The value of ethereum has dropped over 30 percent so far this month.
As the open bar closed down and attendees began to shuffle back into the cold, I overheard one group talking about using blockchain for the social good.
Even those who aren’t personally invested in cryptocurrency all seem to agree that “blockchain is the future of the internet.”
Some at the party suggested that blockchain technology could put an end to poverty, hunger, global warming, and provide financial freedom to millions of impoverished people around the globe.
“The blockchain is a brand new type of technology that no one has ever seen before,” said an entrepreneur named Kevin.
“Traditional financial structures don’t have reach in places like India and Africa. This tech will have real social impact. Right now those people can’t participate in the global economy. That will all change.”

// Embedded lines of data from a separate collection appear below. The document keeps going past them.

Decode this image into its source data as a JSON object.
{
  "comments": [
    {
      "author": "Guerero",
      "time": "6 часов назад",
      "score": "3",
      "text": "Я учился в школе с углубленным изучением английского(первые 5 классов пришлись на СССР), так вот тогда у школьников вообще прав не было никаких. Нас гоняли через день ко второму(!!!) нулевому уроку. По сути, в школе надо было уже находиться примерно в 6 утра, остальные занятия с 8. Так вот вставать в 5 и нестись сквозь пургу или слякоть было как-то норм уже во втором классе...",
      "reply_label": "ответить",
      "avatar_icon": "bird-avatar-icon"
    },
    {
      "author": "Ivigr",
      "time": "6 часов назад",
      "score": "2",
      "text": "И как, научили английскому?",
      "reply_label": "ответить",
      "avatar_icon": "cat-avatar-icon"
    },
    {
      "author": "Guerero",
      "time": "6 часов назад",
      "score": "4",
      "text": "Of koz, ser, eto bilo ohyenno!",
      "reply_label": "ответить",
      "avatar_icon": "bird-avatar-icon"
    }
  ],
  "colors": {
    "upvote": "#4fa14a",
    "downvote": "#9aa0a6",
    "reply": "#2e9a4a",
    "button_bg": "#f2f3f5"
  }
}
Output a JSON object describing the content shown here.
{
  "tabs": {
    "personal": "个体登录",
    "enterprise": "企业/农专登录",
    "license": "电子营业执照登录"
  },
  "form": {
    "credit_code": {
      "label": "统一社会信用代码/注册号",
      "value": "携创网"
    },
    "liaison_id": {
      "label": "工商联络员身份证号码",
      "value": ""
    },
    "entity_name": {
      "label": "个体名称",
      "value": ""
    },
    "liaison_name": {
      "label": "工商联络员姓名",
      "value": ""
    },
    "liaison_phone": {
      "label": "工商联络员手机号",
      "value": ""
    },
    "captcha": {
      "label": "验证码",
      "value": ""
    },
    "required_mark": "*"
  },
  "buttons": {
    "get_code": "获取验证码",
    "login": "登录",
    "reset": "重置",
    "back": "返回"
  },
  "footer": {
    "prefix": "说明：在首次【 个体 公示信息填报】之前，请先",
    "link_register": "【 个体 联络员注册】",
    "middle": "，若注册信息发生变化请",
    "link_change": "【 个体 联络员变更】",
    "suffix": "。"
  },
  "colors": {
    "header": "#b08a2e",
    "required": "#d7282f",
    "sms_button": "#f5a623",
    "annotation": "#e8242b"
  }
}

A man named Carl explained how he was going to put VR “on the blockchain.”
“We need to understand each other’s problems,” said Tyler, another entrepreneur. “Blockchain can solve a lot of issues in different businesses. There are a lot of people in crypto who don’t realize they can apply this tech to daily life. How people like us who are entrepreneurs can solve these problems.”
Right before I left, I spoke to a man named Serg. Unlike others, he seemed to be wary. He said he owns about 10 types of cryptocurrencies, including a large portion of bitcoin and ether.
“I’m nervous. Honestly it’s hard to tell the future given the recent downturn. There is potential, and we have seen it go up, but it’s lost 70 percent of its value recently,” he said referring to one coin.
“This week I wasn’t feeling so good. At one point I really thought it was going to crash. But every time it goes up I feel optimistic.”